Love is a Family Tradition
Homily for the Nuptial Mass uniting Stacey Jo Pagorek to Patrick Joseph Beattie
Preached on December 27, 2008 at Mary, Queen of the Holy Rosary Church, Lexington KY
Readings: Sirach 3:2-6, 12-14; Psalm 105:1-2, 3-4, 5-6, 8-9; Colossians 3:12-17; Luke 2:22-40
Patrick and Stacey, all the days of your life, you will look back on this day, the 27th of December, and the two digits of this date will remind you of a couple of things about this wedding. The numbers two and seven will bring back a flood of memories: the number two for the two short weeks that you spent planning this wedding, and the number seven for the seven long years that you spent dating.
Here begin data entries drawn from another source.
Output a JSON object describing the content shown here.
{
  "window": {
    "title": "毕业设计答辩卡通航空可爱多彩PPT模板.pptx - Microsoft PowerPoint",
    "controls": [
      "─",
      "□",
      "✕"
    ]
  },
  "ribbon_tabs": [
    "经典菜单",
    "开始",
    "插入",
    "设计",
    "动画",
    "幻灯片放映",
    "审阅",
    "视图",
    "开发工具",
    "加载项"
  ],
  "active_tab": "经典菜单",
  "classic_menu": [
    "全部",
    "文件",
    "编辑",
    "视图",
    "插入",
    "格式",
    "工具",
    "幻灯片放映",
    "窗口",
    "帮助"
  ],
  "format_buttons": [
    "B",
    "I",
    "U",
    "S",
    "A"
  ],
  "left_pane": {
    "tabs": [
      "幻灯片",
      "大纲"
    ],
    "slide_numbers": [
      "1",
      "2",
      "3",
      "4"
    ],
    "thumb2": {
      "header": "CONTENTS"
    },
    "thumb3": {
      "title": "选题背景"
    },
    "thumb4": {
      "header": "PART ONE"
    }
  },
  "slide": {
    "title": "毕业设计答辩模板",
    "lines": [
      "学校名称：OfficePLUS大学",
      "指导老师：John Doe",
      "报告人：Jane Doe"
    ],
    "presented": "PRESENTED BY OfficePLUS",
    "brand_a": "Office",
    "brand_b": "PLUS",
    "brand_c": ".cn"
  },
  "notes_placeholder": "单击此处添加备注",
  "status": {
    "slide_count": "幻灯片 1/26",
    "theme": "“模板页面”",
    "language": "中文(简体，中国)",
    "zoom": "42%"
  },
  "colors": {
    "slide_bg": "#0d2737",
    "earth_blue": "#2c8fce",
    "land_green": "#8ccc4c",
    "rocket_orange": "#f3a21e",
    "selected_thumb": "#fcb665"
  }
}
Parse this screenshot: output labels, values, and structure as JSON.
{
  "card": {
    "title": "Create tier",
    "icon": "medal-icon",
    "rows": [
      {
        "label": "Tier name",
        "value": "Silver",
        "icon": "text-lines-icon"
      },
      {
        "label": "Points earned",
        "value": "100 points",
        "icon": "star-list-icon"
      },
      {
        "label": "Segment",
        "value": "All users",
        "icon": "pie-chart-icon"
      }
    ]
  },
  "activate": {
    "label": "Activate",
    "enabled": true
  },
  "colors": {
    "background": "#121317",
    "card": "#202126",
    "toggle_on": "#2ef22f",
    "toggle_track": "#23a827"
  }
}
All the days of your life, you will look back on this day, the Feast of the Holy Family, and this feast will remind you that at the hour when you vowed your undying love for each other you were surrounded by family. You will remember that you stood here in God’s house, asking the Lord to grant you the blessing to start your own family, to give you the grace to be faithful and loving to each other as husband and wife. You will remember that you stood here in God’s house as adults in your own right, with your parents standing right next to you and holding in their hands the candles that were used at your baptism and at your First Communion. Your parents were the first ones to bring you to God’s house some thirty years ago to be baptized and to be named as children of God. They were the ones who brought you up in the faith of God’s family, the Church, and you honor them now by what you do today here in God’s house. As you pledge your love for each other before the Lord’s altar, you are letting your parents know that the faith that they have taught you, the faith they have shared with you, the faith they have raised you matters, and that the God whom they love, honor, and worship is the same God whom both of you seek to love, honor, and worship. You honor your fathers and you revere your mothers, and in return, as Sirach reminds us, the Lord assures you His blessings of a long life, atonement for your sins, and a house raised in justice to you (cf. Sir. 3:3, 6, 14).
All the days of your life, you will find yourselves looking back to the homes of your childhood and you will realize that the bulk of your preparation for marriage and family life has come not from the Pre-Cana sessions and classes you had with me but from the families you grew up in. To put it in another way, you did not know it but you were homeschooled for marriage. Indeed, it is the example of your parents that you will turn to in building your own family and in dealing with each other as husband and wife. That can be a good thing and that can be a bad thing. After all, you have learned from them some good habits and some bad habits: how to make lists, how to make a mess and live with that mess, and I’ll let you fill in the rest of the blanks. But, you know, Stacey, the fact that Patrick lived with your parents for three years and still wants to marry you and be a member of your family, tells me that he has found much to respect in the family life of the Pagoreks. The fact that your parents approve of him to be your husband also tells me that they too have come to appreciate how he has been raised by the Beatties. There is no doubt in my mind that there is a wealth of wisdom and support and love that comes from your families of origin.
The child Jesus Himself whose birth we celebrated just two days ago was born into a human family. He “grew and became strong, filled with wisdom” (Lk. 2: 40), thanks to the parents who raised Him in that home in Nazareth. Mary His mother and Joseph His foster-father were the ones who guided this Christ-Child who was “destined for the fall and rise of many in Israel” (Lk. 2:34). Jesus experienced the length and breadth and depth of selfless love from His parents. He learned from Joseph how to be a righteous man, how to ignore shame for the sake of love. He learned from Mary how to say yes to the Father in Heaven, how to bear the joys and the sorrows, how to stand by one’s family even to that final ignominious hour beneath the cross. Jesus learned from the sacrifices of His parents how to offer sacrifice, how to give without counting the cost, how to love without ever holding back. And here, beneath the shadow of His cross, beneath the sign of Christ’s love that never held anything back, you, Patrick and Stacey, will promise to love and honor each other today and all the days of your life. This cross is the love that you have to live up to. It is the bond of perfection (Col. 3:14) that St. Paul reminds you to put on, the love he calls you to clothe yourselves with. It is the love that your parents first introduced you to when they presented you to God’s temple to be counted as one of God’s own. It is the love that you are now charged to teach to your own children and to your children’s children. Believing in that love and living by that love is your family tradition; it has been handed over to you by your families of origin—the Hares and the Beatties, the Pagoreks and the Wohadlos—and it has been handed over to them by our family of faith—the Church—going back to the Apostles and the house Churches of the first century, to Jesus and the Holy Family, to God Himself who is Love.
Patrick and Stacey, you’ve had two weeks of wedding planning and seven years of dating. Here we are now in the middle of the hour for the Nuptial Mass. Here, beneath the shadow of Christ’s cross, the altar of God awaits for what both of you have to offer: the promise to love and to be true in good times and in bad, in sickness and in health, all the days of your life.